- [Data for this task]:
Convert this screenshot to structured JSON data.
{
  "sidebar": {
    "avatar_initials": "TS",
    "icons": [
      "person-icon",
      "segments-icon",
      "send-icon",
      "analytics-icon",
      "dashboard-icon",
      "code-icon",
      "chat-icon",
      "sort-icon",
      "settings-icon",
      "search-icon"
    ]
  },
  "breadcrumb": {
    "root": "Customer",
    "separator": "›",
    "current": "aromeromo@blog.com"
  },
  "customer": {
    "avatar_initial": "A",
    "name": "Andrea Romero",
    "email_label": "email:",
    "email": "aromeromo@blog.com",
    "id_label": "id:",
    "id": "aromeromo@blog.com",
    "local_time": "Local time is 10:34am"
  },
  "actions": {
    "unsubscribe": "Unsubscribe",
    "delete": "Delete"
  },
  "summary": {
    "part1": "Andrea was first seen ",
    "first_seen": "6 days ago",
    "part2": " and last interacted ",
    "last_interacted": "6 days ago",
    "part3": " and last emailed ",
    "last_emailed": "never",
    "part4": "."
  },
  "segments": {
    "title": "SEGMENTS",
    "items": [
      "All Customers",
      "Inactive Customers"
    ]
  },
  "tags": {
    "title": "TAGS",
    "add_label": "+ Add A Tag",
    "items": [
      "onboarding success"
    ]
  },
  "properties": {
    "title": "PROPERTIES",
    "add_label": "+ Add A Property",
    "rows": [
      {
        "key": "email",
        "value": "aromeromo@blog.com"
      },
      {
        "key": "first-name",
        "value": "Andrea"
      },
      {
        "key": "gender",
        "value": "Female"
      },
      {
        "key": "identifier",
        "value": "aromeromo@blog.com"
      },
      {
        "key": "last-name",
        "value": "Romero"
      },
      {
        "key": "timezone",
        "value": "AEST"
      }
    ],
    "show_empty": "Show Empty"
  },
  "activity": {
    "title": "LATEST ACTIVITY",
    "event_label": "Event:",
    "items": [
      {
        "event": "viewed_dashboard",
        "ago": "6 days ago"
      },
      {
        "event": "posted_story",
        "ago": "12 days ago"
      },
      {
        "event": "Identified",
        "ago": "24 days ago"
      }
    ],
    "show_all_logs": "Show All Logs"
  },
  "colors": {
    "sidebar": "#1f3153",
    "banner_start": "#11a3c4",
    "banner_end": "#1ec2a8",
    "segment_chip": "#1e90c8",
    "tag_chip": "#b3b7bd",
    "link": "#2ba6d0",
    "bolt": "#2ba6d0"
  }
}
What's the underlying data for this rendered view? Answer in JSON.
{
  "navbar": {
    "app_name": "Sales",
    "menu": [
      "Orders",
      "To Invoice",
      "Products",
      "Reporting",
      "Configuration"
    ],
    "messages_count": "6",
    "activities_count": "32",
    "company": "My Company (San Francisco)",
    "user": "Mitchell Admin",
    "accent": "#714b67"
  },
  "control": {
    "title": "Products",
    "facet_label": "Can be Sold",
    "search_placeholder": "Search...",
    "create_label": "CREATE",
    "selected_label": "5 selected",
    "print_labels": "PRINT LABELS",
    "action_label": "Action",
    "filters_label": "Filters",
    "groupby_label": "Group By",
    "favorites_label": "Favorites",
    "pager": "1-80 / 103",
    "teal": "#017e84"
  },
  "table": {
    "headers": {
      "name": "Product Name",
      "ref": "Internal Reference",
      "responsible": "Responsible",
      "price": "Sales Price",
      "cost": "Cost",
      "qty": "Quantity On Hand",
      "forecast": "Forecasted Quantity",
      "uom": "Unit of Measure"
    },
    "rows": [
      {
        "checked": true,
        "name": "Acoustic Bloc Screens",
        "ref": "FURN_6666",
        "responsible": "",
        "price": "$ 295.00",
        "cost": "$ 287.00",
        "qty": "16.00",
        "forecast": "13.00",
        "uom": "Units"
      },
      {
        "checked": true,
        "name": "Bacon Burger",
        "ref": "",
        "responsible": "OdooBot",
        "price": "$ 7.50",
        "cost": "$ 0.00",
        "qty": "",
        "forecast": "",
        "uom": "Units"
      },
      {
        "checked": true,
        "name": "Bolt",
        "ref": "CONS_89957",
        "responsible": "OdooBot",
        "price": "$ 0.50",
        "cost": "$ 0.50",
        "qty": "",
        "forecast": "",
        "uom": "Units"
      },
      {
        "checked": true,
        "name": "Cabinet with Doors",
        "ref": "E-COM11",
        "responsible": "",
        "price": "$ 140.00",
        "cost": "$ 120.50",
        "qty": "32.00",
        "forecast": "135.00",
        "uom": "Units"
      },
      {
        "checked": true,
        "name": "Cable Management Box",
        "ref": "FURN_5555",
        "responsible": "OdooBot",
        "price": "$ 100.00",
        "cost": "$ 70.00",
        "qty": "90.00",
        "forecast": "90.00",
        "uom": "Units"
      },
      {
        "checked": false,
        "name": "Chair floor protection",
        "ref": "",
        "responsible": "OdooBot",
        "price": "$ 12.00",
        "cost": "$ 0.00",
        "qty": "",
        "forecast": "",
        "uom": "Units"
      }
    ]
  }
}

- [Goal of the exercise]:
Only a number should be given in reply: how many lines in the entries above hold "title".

- [Response to the exercise]:
5